** DATA EXTRACT follows **

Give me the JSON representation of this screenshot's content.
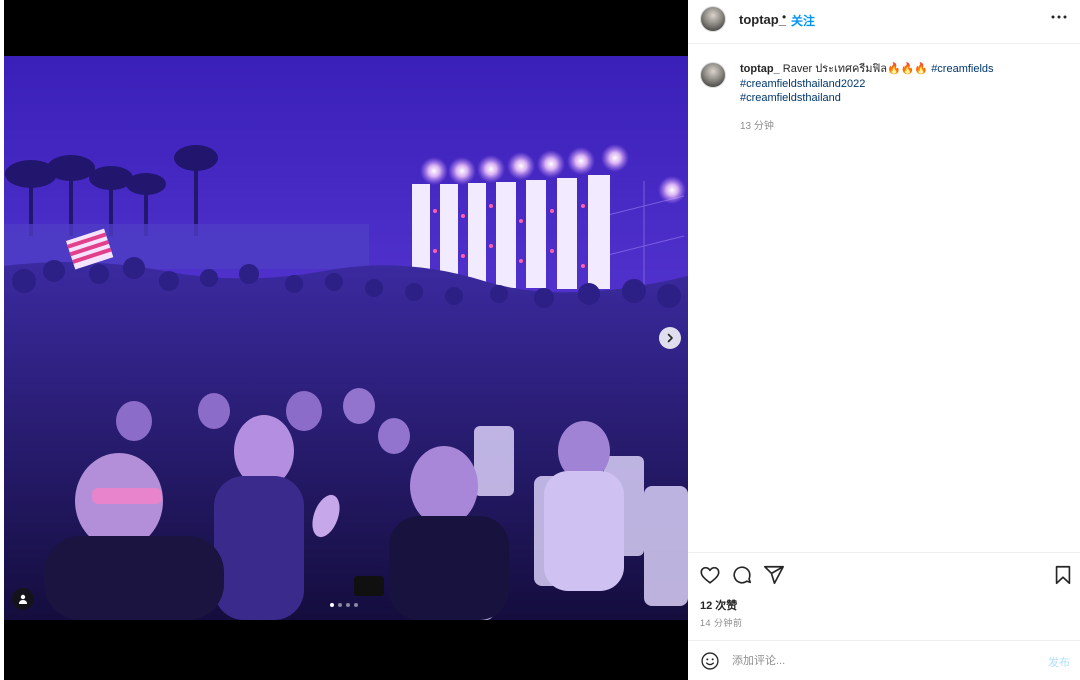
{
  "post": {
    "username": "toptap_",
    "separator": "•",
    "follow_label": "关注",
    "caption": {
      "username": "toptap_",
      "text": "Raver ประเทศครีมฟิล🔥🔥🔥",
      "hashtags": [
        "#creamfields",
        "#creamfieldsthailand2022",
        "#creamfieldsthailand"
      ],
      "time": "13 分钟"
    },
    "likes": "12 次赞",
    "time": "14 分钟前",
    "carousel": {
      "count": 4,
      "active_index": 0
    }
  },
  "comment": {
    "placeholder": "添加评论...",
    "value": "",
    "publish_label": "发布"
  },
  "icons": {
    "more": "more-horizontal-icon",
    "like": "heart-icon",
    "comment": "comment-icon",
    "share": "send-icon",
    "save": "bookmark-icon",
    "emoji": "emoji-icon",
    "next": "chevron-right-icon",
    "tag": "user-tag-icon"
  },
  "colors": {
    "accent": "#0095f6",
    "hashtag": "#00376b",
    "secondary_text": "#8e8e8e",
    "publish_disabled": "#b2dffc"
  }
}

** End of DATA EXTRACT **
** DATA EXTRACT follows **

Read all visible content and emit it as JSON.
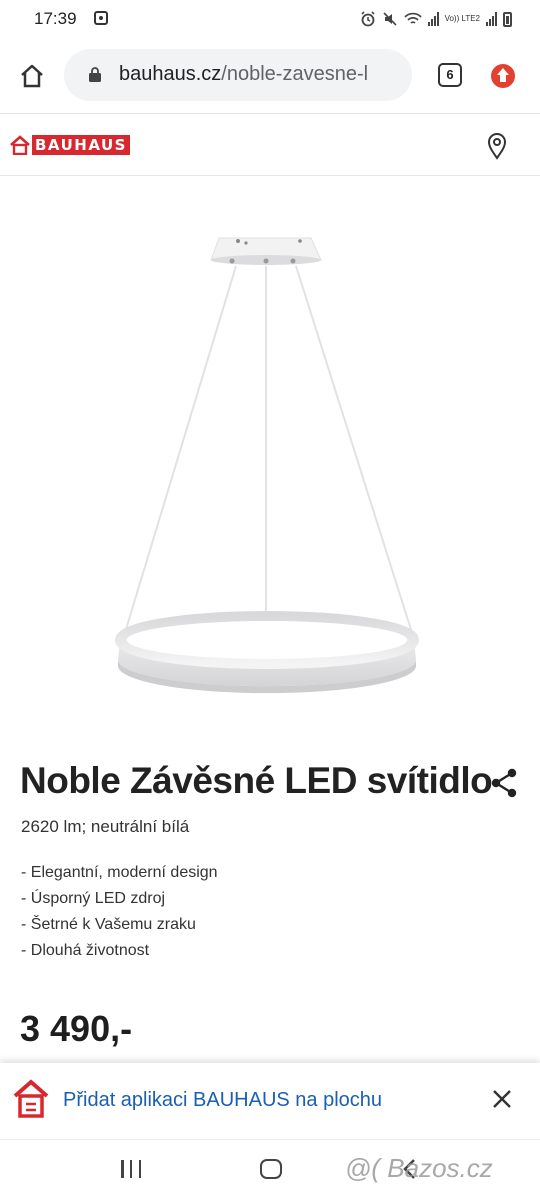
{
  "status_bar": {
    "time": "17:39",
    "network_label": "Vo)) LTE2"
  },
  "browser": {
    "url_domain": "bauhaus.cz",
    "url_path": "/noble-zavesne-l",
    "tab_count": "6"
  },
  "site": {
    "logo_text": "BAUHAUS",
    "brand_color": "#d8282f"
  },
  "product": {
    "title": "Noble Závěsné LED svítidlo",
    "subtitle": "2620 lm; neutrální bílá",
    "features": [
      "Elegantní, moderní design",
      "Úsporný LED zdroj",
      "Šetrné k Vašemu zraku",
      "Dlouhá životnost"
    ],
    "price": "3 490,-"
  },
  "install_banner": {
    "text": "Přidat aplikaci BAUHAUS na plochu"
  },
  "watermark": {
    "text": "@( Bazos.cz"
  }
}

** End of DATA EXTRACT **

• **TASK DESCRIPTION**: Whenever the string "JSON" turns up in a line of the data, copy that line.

• **COMPLETED TASK**:
Give me the JSON representation of this screenshot's content.
Read all visible content and emit it as JSON.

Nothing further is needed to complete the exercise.